Following the significant fall in both revenue and exports in 2014 and 2015, Australia’s mining sector is poised to recover in 2015 and 2016, says IBISWorld.
According to an IBISWorld report, commodity prices are expected to rebound throughout 2015 and 2016 – sector-wide revenue is forecast to grow by 8.6 per cent, with iron ore and oil and gas underpinning the recovery.
IBISWorld senior industry analyst Spencer Little said: “Key commodity prices are set to rebound, while additional capacity in several key industries is also expected to come online in 2015/2016.”
Following consecutive years of iron ore price depreciation – prices declined over 34.6 per cent in 2014/2015 – IBISWorld said prices will strengthen in Australian dollar terms.
IBISWorld said growth – expected at 12.8 per cent – is likely to be driven by expansion projects and industry investment.
“Additional capacity in the oil and gas extraction industry is projected to come on line in 2015/2016, including some of the first east coast LNG export facilities,” said Mr Little.
“These gas projects are expected to contribute significantly to capital expenditure in the mining division in 2015/2016 and also drive strong export growth.”
The demand for uranium will improve, with growth predicted to increase by 4.5 per cent in 2015/2016, the report found.
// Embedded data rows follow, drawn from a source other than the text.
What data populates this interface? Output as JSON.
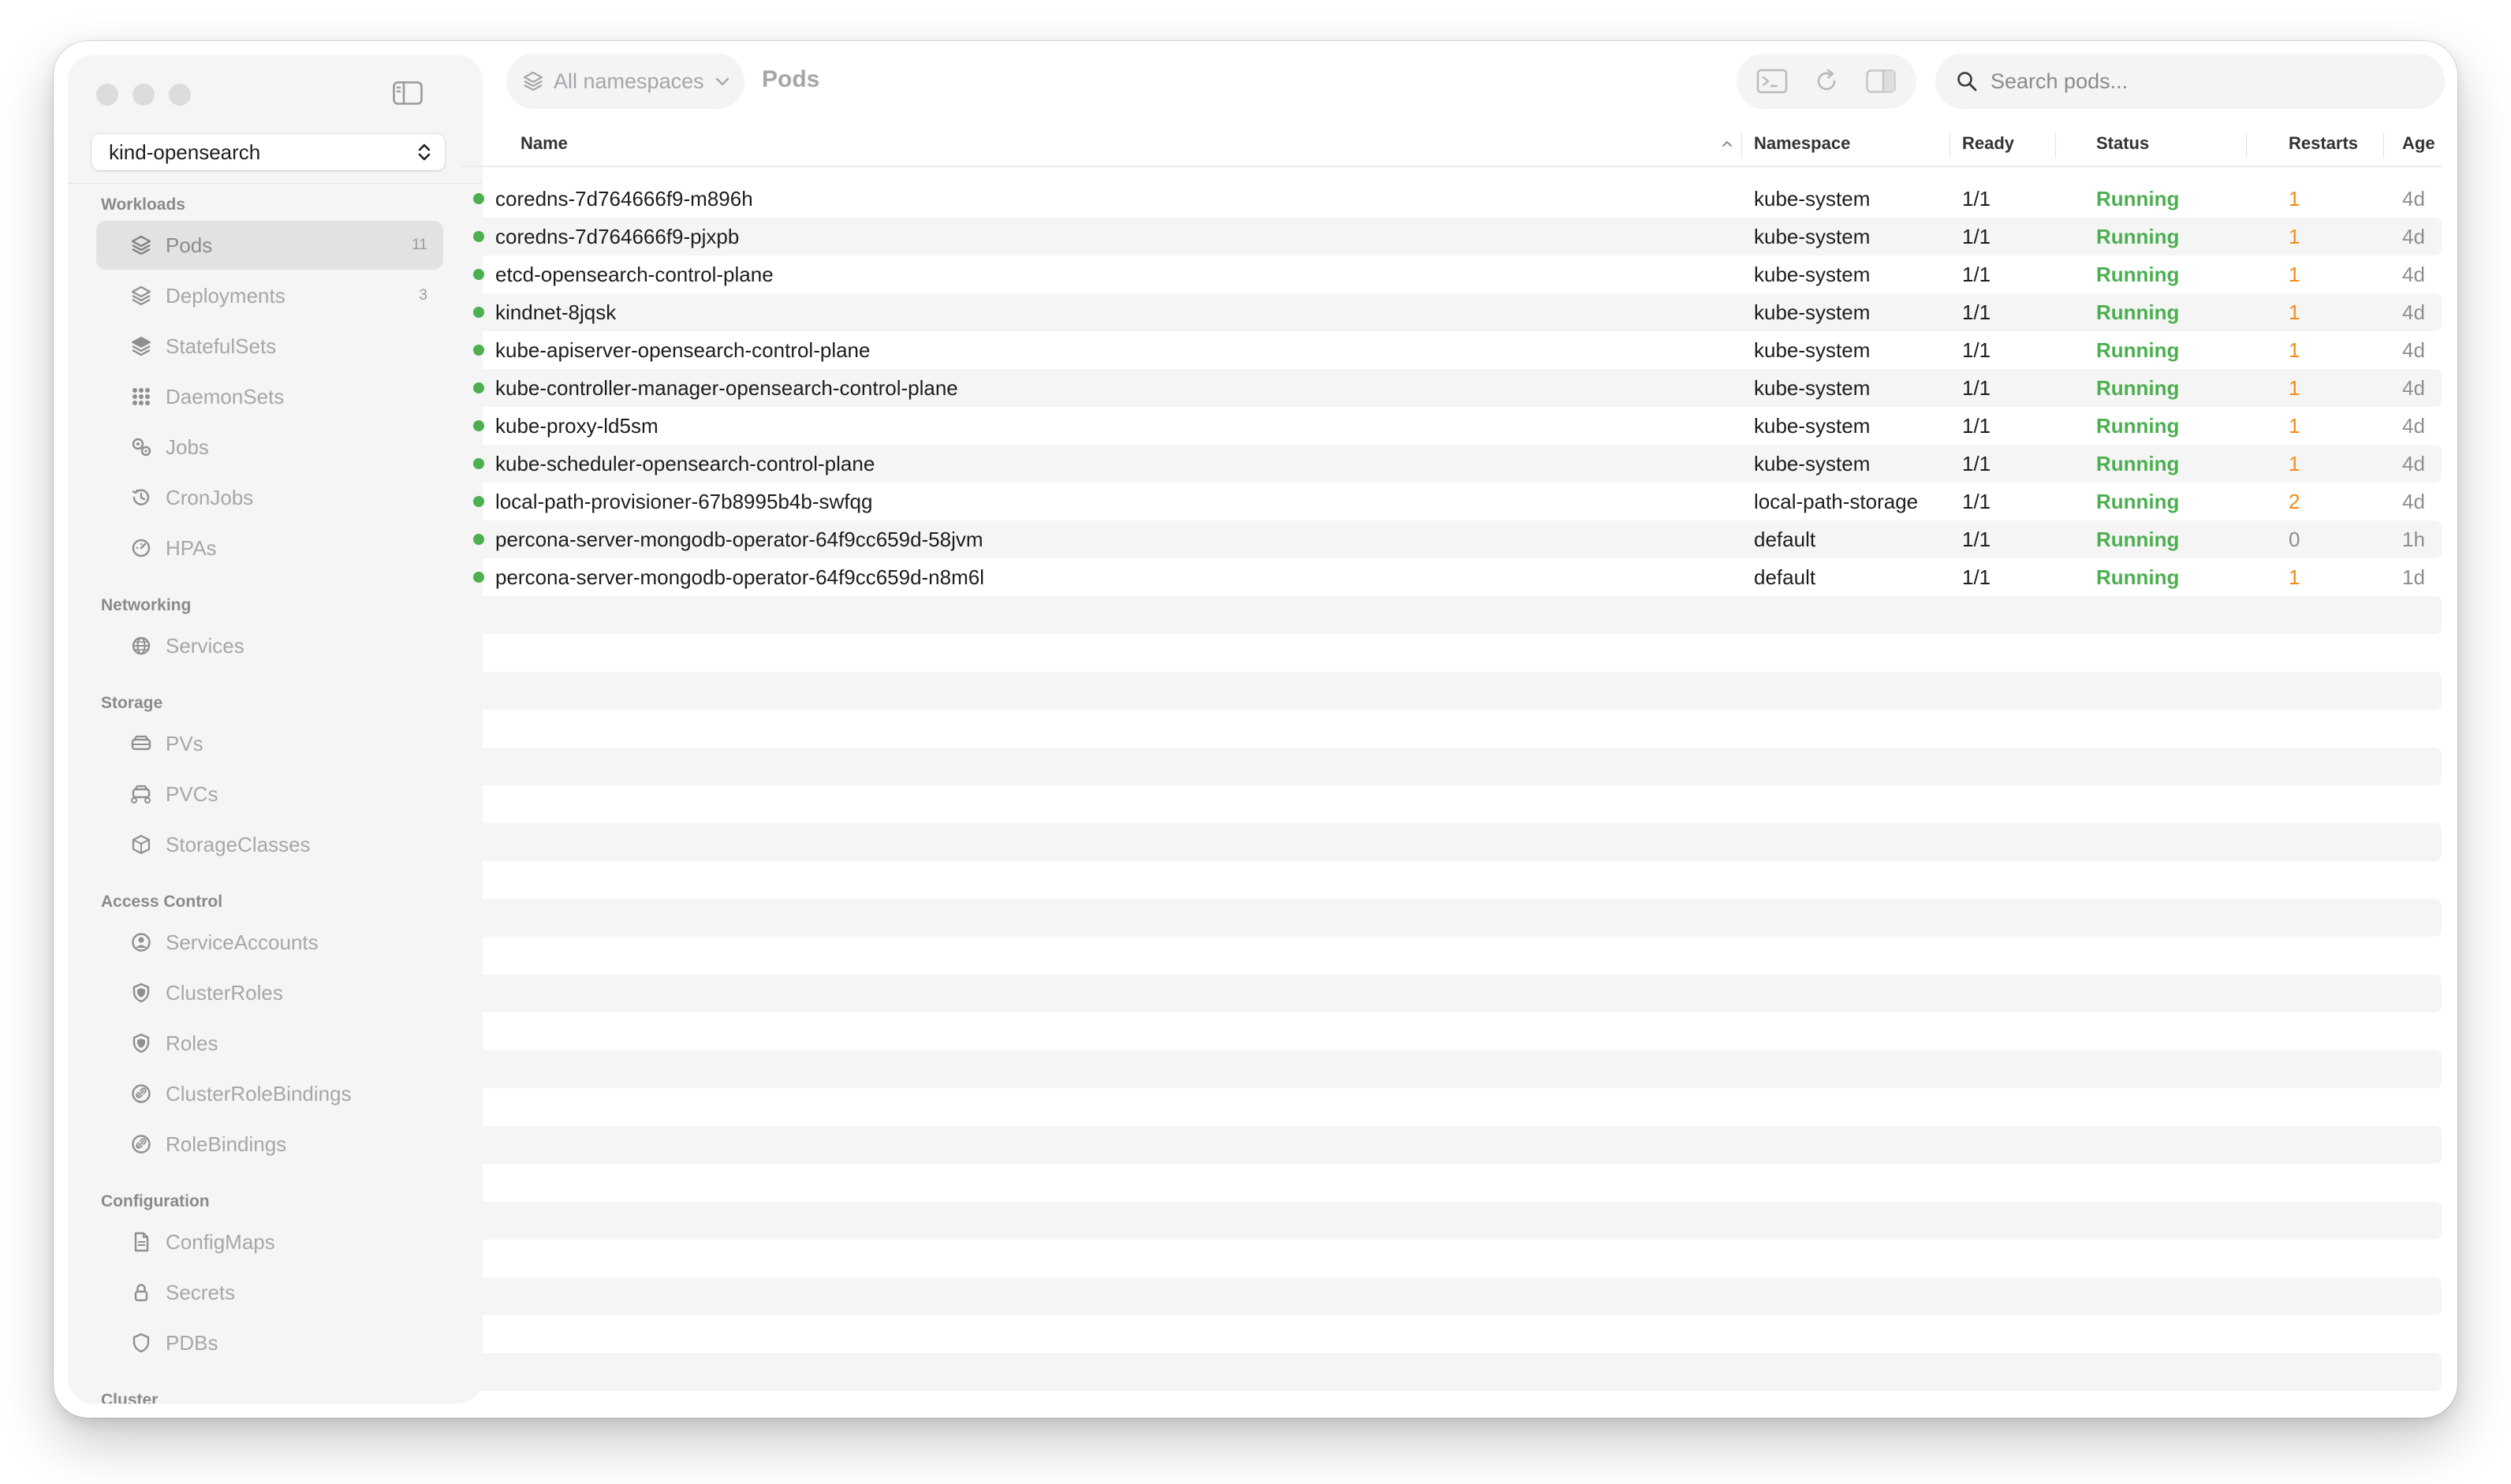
{
  "sidebar": {
    "context": "kind-opensearch",
    "sections": [
      {
        "title": "Workloads",
        "items": [
          {
            "label": "Pods",
            "count": "11",
            "icon": "layers-icon",
            "active": true
          },
          {
            "label": "Deployments",
            "count": "3",
            "icon": "stack-icon"
          },
          {
            "label": "StatefulSets",
            "count": "",
            "icon": "stack-filled-icon"
          },
          {
            "label": "DaemonSets",
            "count": "",
            "icon": "grid-dots-icon"
          },
          {
            "label": "Jobs",
            "count": "",
            "icon": "gears-icon"
          },
          {
            "label": "CronJobs",
            "count": "",
            "icon": "history-clock-icon"
          },
          {
            "label": "HPAs",
            "count": "",
            "icon": "gauge-icon"
          }
        ]
      },
      {
        "title": "Networking",
        "items": [
          {
            "label": "Services",
            "count": "",
            "icon": "globe-icon"
          }
        ]
      },
      {
        "title": "Storage",
        "items": [
          {
            "label": "PVs",
            "count": "",
            "icon": "drive-icon"
          },
          {
            "label": "PVCs",
            "count": "",
            "icon": "drive-link-icon"
          },
          {
            "label": "StorageClasses",
            "count": "",
            "icon": "cube-icon"
          }
        ]
      },
      {
        "title": "Access Control",
        "items": [
          {
            "label": "ServiceAccounts",
            "count": "",
            "icon": "person-circle-icon"
          },
          {
            "label": "ClusterRoles",
            "count": "",
            "icon": "shield-icon"
          },
          {
            "label": "Roles",
            "count": "",
            "icon": "shield-icon"
          },
          {
            "label": "ClusterRoleBindings",
            "count": "",
            "icon": "link-circle-icon"
          },
          {
            "label": "RoleBindings",
            "count": "",
            "icon": "link-circle-icon"
          }
        ]
      },
      {
        "title": "Configuration",
        "items": [
          {
            "label": "ConfigMaps",
            "count": "",
            "icon": "document-icon"
          },
          {
            "label": "Secrets",
            "count": "",
            "icon": "lock-icon"
          },
          {
            "label": "PDBs",
            "count": "",
            "icon": "shield-outline-icon"
          }
        ]
      },
      {
        "title": "Cluster",
        "items": []
      }
    ]
  },
  "toolbar": {
    "namespace_label": "All namespaces",
    "page_title": "Pods",
    "search_placeholder": "Search pods..."
  },
  "table": {
    "columns": [
      "Name",
      "Namespace",
      "Ready",
      "Status",
      "Restarts",
      "Age"
    ],
    "rows": [
      {
        "name": "coredns-7d764666f9-m896h",
        "namespace": "kube-system",
        "ready": "1/1",
        "status": "Running",
        "restarts": "1",
        "age": "4d"
      },
      {
        "name": "coredns-7d764666f9-pjxpb",
        "namespace": "kube-system",
        "ready": "1/1",
        "status": "Running",
        "restarts": "1",
        "age": "4d"
      },
      {
        "name": "etcd-opensearch-control-plane",
        "namespace": "kube-system",
        "ready": "1/1",
        "status": "Running",
        "restarts": "1",
        "age": "4d"
      },
      {
        "name": "kindnet-8jqsk",
        "namespace": "kube-system",
        "ready": "1/1",
        "status": "Running",
        "restarts": "1",
        "age": "4d"
      },
      {
        "name": "kube-apiserver-opensearch-control-plane",
        "namespace": "kube-system",
        "ready": "1/1",
        "status": "Running",
        "restarts": "1",
        "age": "4d"
      },
      {
        "name": "kube-controller-manager-opensearch-control-plane",
        "namespace": "kube-system",
        "ready": "1/1",
        "status": "Running",
        "restarts": "1",
        "age": "4d"
      },
      {
        "name": "kube-proxy-ld5sm",
        "namespace": "kube-system",
        "ready": "1/1",
        "status": "Running",
        "restarts": "1",
        "age": "4d"
      },
      {
        "name": "kube-scheduler-opensearch-control-plane",
        "namespace": "kube-system",
        "ready": "1/1",
        "status": "Running",
        "restarts": "1",
        "age": "4d"
      },
      {
        "name": "local-path-provisioner-67b8995b4b-swfqg",
        "namespace": "local-path-storage",
        "ready": "1/1",
        "status": "Running",
        "restarts": "2",
        "age": "4d"
      },
      {
        "name": "percona-server-mongodb-operator-64f9cc659d-58jvm",
        "namespace": "default",
        "ready": "1/1",
        "status": "Running",
        "restarts": "0",
        "age": "1h"
      },
      {
        "name": "percona-server-mongodb-operator-64f9cc659d-n8m6l",
        "namespace": "default",
        "ready": "1/1",
        "status": "Running",
        "restarts": "1",
        "age": "1d"
      }
    ]
  },
  "colors": {
    "running": "#4caf50",
    "restart_warn": "#f28b1c",
    "restart_zero": "#8e8e93",
    "sidebar_bg": "#f5f5f5",
    "row_stripe": "#f5f5f5"
  }
}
“The continued depreciation of the Australian dollar is expected to contribute to uranium revenue and export growth,” Mr Little said.
The expansion of nuclear generation facilities in China, India and South Korea, in addition to the falling Australian dollar, will fuel demand.
“Australia’s total uranium production and export volumes are likely to rise due to new mine developments and several expansion projects,” said Mr Little.
While IBISWorld is optimistic toward the recovery of the mining industry, the black and brown coal sector will struggle to recover.
“Unlike black coal miners, brown coal miners have been unable to develop export markets,” said Mr Little.
Weak demand for the resource is expected to continue throughout 2015/2016, causing a further fall in revenue, according to the research firm.
However, declines in the sector will be offset by stronger performance in alternate industries.
Economists agree that the Reserve Bank is likely to remain in inflation fighting mode until December. ...